  • Protect computer: Install anti-virus software to safeguard your devices. Also, ensure that your browser, operating system and software are up to date.
  • Remember to log off when work is done: Last but not the least, try not to be online 24×7.

Regulation issue of social media:

  • There is no explicit provision in India regulating Social Media.
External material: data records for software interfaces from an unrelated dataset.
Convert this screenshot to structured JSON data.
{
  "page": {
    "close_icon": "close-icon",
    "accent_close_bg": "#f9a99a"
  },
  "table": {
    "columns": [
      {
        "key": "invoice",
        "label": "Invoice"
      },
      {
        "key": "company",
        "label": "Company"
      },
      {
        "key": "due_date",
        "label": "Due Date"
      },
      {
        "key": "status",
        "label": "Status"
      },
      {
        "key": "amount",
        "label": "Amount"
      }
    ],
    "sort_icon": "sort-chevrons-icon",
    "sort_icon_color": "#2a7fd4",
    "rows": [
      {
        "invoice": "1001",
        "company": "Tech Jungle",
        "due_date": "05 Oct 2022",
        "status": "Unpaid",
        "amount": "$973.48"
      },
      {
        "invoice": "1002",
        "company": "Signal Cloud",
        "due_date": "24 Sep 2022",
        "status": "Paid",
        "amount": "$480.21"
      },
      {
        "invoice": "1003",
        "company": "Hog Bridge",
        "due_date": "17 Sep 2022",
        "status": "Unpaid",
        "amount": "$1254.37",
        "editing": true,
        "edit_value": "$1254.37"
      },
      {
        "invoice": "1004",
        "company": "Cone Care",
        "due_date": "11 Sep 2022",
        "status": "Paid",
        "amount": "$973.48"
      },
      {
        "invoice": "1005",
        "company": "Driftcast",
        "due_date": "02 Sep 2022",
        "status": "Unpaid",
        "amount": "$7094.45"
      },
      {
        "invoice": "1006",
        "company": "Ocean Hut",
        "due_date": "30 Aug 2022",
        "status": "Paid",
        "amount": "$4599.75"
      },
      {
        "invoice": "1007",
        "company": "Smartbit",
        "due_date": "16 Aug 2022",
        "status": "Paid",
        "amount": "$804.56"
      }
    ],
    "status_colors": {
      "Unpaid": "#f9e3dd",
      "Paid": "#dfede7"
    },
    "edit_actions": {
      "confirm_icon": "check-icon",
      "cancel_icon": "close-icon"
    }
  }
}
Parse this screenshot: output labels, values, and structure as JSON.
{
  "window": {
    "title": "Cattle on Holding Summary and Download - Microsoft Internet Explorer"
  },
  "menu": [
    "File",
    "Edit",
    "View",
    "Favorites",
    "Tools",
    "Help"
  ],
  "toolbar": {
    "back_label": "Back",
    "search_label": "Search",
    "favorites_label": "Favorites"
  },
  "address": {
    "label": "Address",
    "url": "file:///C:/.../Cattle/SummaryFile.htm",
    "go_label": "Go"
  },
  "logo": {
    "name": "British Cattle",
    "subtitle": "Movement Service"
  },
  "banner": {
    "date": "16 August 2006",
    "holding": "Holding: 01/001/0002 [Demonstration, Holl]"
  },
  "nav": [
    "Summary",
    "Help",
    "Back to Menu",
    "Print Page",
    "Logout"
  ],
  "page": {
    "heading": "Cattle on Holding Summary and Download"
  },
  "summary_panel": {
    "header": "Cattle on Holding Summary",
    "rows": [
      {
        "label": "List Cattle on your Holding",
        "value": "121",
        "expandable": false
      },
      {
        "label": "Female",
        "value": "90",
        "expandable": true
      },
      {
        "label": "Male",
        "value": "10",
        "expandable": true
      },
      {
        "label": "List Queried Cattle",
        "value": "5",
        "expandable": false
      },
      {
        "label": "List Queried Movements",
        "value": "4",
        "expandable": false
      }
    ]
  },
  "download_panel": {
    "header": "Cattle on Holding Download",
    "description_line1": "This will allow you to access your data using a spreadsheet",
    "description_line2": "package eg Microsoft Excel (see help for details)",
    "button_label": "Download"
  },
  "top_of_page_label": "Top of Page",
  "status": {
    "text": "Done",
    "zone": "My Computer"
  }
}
However, there are series of laws which do regulated content on Social media -:
    • Information Technology Act, 2000 – Social networking media is an “intermediary” within the meaning of the act and is liable for various acts or omissions that are punishable under the laws of India; Section 79 of the act mandates that if there is some objectionable material on a site then there is ought to be action within 36 hours of the offence being pointed out.
    • Indian Penal Code (IPC) – Promoting enmity between groups on grounds of religion, Race etc. (S. 153A), Defamation (S. 499), Insulting The Modesty Of A Woman (S 509), Criminal Intimidation (S 506), Sedition (S124-A), Defamation (S 499 and S 500) etc. can be invoked against content on social media.
    • Cyberstalking of women: Cyberstalking involves anonymously following the victims’ movement across the internet for harassing in platforms frequently visited by them and bombarding them with emails, messages etc.
    • This offence encompasses sending threatening/obscene contents, stealing an individual’s identity and circulating misinformation about the same for humiliating and harassing, tracing individual’s locations illegally, posting derogatory remarks online etc.
    • Section 354A and 354D of the IPC penalises cyberstalking of women.
    • Online sexual harassment: The Sexual Harassment of Women at Workplace (Prevention, Prohibition and Redressal) Act, 2013, CrPC 1973 and Indian Evidence Act enable prosecution of sexual harassment.
    • Fake profile creation:
    • Fake profiles are often created for sullying victims’ reputation.
    • If the creation of such profiles is accompanied by the uploading of vulgar or obscene photos of the victim, following sections of the IPC will apply:
    • Section 354A (sexual harassment)
    • Section 354D (stalking)
    • Sections 499 and 500 (defamation and punishment for defamation)
    • Section 507 (criminal intimidations by an anonymous communication)
    • Section 509 (word, gesture or act for insulting the modesty of women)
    • Obscenity:
    • Digital transmission of materials that are obscene, sexually explicit etc., would attract penalty under Sections 67, 67A and 67B of the IT Act.
    • Section 67B of IT Act deals with Child pornography.
    • Sections 292 and 294 of the IPC also have similar provisions.
    • Privacy breach:
    • Section 66E of the IT Act penalises individuals who intentionally captures, publishes or transmits images of a private area without consent.
    • Activities insulting the modesty or breaching the privacy of a woman are punishable under Section 509 of the IPC.

Initiatives taken by the government:

  • Cyber Safe Movement: Initiated by Maharashtra cyber police, it was a week-long campaign aimed at creating awareness about cybercrimes targeting women and children. This came in response to the increased number of cybercrimes like stalking, picture morphing, online abuse and defamation, sextortion, pornography, matrimonial and dating apps fraud.
  • CybHER: It is an online awareness campaign initiated by the Telangana police for women and children. It emphasised on the threats within cyberspace.


The potential of social media is revolutionary. With increasing digital penetration and increasing development of application, social media rise is indispensable. Also, the values of social media like freedom, transparency, openness etc. are innate to human beings, part of their social being. As Victor Hugo said, “No power on earth can stop an idea whose time has come”. Today, this power is “Social Media”.

Mains oriented question:

In the functioning of democracies, social media is a double-edged sword. Examine the argument critically in light of current events. (200 words)